There should be no UI changes.
Code changes should include an overview of what needs to change, and in some cases even the specific details.
- data migration, if any
- redirects from old URLs to new ones, if any
- how users will be pointed to the new way of doing things, if necessary.
It's important that we are able to test new features, and demonstrate them to users. Use this section to describe a short plan that anybody can follow that demonstrates the feature is working. This can then be used during testing, and to show off after release. Please add an entry to http://testcases.qa.ubuntu.com/Coverage/NewFeatures for tracking test coverage.
This need not be added or completed until the specification is nearing beta.
This should highlight any issues that should be addressed in further specifications, and not problems with the specification itself; since any specification with problems cannot be approved.
BoF agenda and discussion
Notes from the UDS session.
- GL = Grant Likely.
- JK = Jeremy Kerr.
- DM = David Mandala.
- DM to co-ordinate with GL and JK to supply hardware and resources.
- New quirks session to be arranged.
- Concept from Open Firmware.
- Provides a structure to describe the decices hardware.
- Used in PPC for many years on servers and Apples machines.
- Decided to do it in the embedded space by using a flattened device tree.
- FDT is a tree structure of nodes and properties (key/value pairs).
- FDT is written by the developer who brings up the board.
- Every node has one parent.
- Nodes can have sub nodes.
- Nodes can have properties.
- Kernel discovers the board variant and parses the FDT on boot.
- Variences handled easily.
- FDT Compiler (DTC) compiles .dts to .dtb (binary).
- compatible property allowed backwards-compatibility binding.
- Can be used for bootloader to kernel communication including configuration data.
- .dts files are multi-OS.
Discussions with RK
- RK wanted proof it works for ARM devices.
- GL's task it do produce a POC ARM implementation against main-line.
- GL will provide a library to allow the kernel to support FDT's on ARM (non-invasive).
- CELinux Forum have provided funding for GL.
- GL is merging the 3 platforms that currently have FDT's to make it more generic.
- Only then can ARM support be added.
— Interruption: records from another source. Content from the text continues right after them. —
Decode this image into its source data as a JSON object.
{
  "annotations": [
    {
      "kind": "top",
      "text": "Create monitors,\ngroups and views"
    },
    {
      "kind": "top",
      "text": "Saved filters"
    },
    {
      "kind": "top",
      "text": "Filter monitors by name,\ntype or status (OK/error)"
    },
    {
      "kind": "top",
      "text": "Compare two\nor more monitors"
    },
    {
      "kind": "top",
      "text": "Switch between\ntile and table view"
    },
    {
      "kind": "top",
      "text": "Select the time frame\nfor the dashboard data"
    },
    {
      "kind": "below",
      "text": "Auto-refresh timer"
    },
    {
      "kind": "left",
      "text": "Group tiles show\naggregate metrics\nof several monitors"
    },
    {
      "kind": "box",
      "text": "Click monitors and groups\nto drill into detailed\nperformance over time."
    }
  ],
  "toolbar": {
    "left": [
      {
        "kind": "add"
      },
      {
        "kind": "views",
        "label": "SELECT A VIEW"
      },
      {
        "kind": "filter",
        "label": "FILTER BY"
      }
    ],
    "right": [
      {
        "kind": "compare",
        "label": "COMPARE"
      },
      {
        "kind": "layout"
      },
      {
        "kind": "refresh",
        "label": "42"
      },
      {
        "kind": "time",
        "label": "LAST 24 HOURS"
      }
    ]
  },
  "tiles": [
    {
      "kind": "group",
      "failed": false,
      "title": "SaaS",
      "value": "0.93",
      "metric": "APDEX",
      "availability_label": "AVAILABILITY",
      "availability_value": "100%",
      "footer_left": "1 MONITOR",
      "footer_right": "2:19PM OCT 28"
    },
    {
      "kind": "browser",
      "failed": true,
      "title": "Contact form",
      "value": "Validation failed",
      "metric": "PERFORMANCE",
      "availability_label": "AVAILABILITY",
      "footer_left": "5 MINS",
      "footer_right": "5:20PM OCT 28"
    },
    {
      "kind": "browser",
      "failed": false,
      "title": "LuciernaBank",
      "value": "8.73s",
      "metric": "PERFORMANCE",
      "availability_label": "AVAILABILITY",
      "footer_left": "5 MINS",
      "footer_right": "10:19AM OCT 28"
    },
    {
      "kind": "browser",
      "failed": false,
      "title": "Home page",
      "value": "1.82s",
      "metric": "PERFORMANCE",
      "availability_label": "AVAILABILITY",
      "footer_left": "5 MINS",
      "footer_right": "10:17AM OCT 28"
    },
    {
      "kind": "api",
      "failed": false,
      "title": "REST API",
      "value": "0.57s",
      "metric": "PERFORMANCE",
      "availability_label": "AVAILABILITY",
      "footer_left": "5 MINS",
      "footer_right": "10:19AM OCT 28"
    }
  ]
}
First QEMU will be supported then real hardware. GUMSTIX (sp!) and beagleboard.
- OF platform will not be ported to ARM.
- Hooks will allow devices to gather more data if needed.
- Beginning of probe routine will check to see if a FDT is available and use that if possible.
- ATAG will not be replaced, it will be extended to use FDT's too.
- Where will the DT data come from?
- GL - Not the firmware.
- Bootloader should pass this information.
- If not appropriate, a kernel wrapper could add an ATAG for the .dtb and jump to the kernel.
- Softboot should be used.
- What needs to be done after POC - docs, more board ports, firmware interface needs to be decided.
- Should be available mid-Jan - GL
- GL is FDT maintainer, patches will go in. For mainline, depends on RK.
- .dts files will be maintained in the kernel just like PPC.
- libfdt is BSD licenced.
- UEFI will not happen easily but if so, FDT's will not conflict with it - GL
- FDT's will enhance UEFI - DM
- Large overhead currently - 1 kernel per board. Lucid would be nice for FDT's but more likely for Lucid+1 - DM.
- 1 kernel per SoC family - GL
- DT's could be used to describe other bindings such as ALSA audio and clock tree structures.
A new session is to be arranged to discuss DT quirk support. kernel-devicetree-quirks